In February of 2005 it was reported that the government's ad campaign aimed at dissuading teens from using marijuana, a campaign that cost $1.4 billion between 1998 and 2006, actually did not work either.
Various TV shows including ER, Beverly Hills, 90210, Chicago Hope, The Drew Carey Show and 7th Heaven put anti-drug messages into their stories, but there was no conclusive evidence if this helped or not. In December 2000, the FCC ruled that the networks should have identified the Office of National Drug Control Policy as the sponsor of the television programs.
What the US is doing to shift its drug policy
- Emphasizing prevention over incarceration.
Preventing the use of drugs before it begins is the most cost-effective way to reduce drug use and its consequences.
The President's plan promotes the expansion of national and community-based programs—such as the Drug Free Communities Support Program—that reach young people in schools, on college campuses, and in the workplace with tailored information designed to help them make healthy decisions about their future.
- Training the right individuals
Having Health care professionals intervene early before addiction develops is just as important. Early detection and treatment of a substance use problem by a doctor, nurse, or other health care professional is much more effective and less costly than dealing with the consequences of addiction or criminal justice involvement later on. The idea is to expand programs that train health care professionals to identify and treat problematic drug use before the condition becomes chronic.
- Access to treatment
It is important to expand access to treatment. Today, about 22 million Americans need treatment for a substance use disorder, but only two million actually receive the treatment they need.
- Action to expand access to treatment
Through the Affordable Care Act, insurance companies will be required to cover treatment for addiction just as they would cover any other chronic disease. An estimated 62.5 million people will receive expanded substance abuse benefits by 2020, with 32.1 million gaining those benefits for the first time.
- Addressing drug related crimes and violence
Drugs and crime are many times connected, which is why addressing serious drug related crime and violence will always be a vital component of our plan to protect public health and safety in America. The new drug policy emphasizes the expansion of innovative "smart on crime" strategies confirmed to help break the cycle of drug use, crime, arrest, and imprisonment. The plan is to lower incarceration rates and reduce recidivism while protecting public safety such as reentry programs, which help guide former offenders back into society, support their recovery from addiction, and help them avoid a return to the criminal justice system.
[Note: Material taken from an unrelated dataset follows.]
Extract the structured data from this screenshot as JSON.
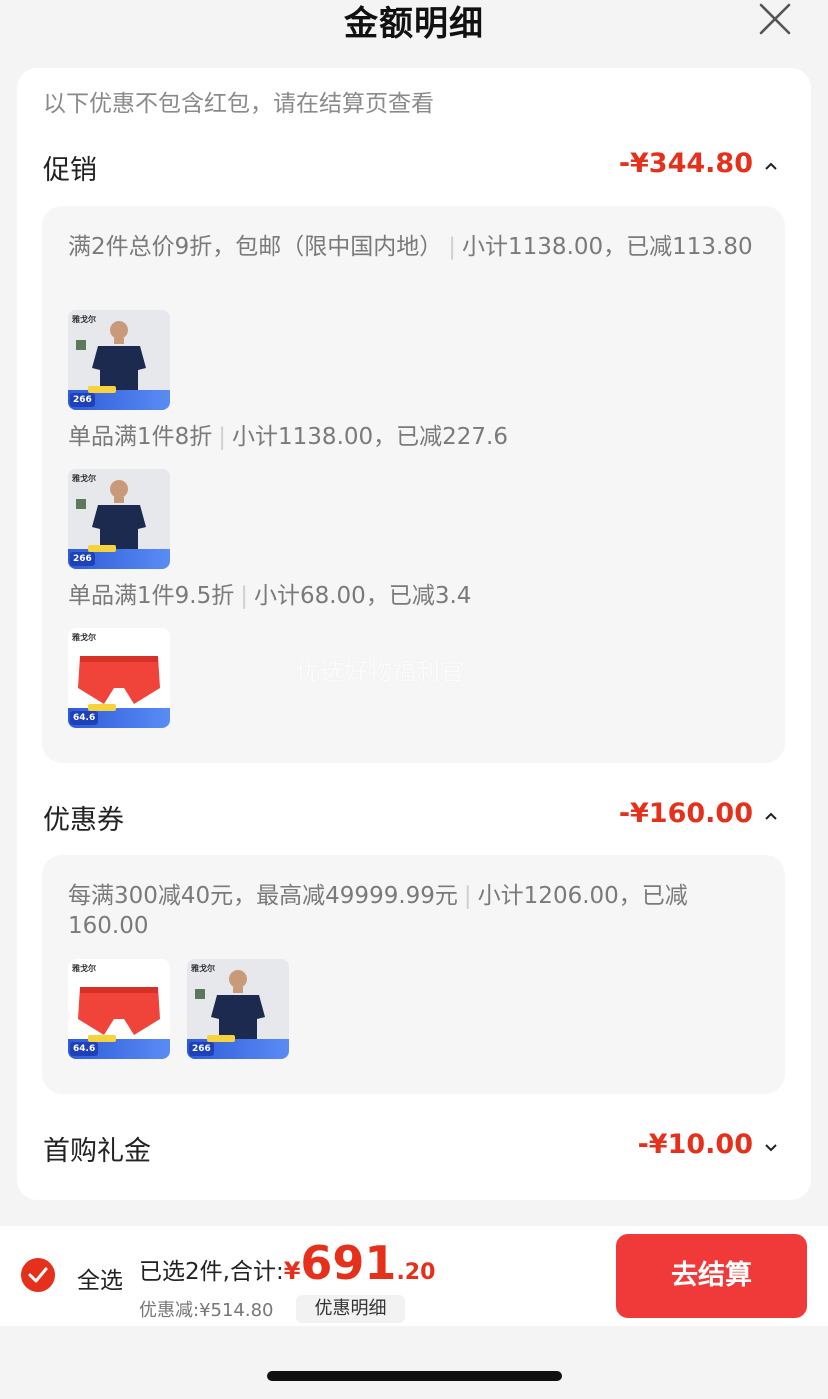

- Helping with recovery and post recovery:
There are 23 million Americans in recovery today, and the goal is to eliminate legislative and regulatory barriers facing these individuals who have made the successful journey from addiction to sobriety. As part of this, for the first time, the Obama Administration established a Recovery Branch at the Office of National Drug Control Policy to support Americans in recovery and help lift the stigma associated with addiction.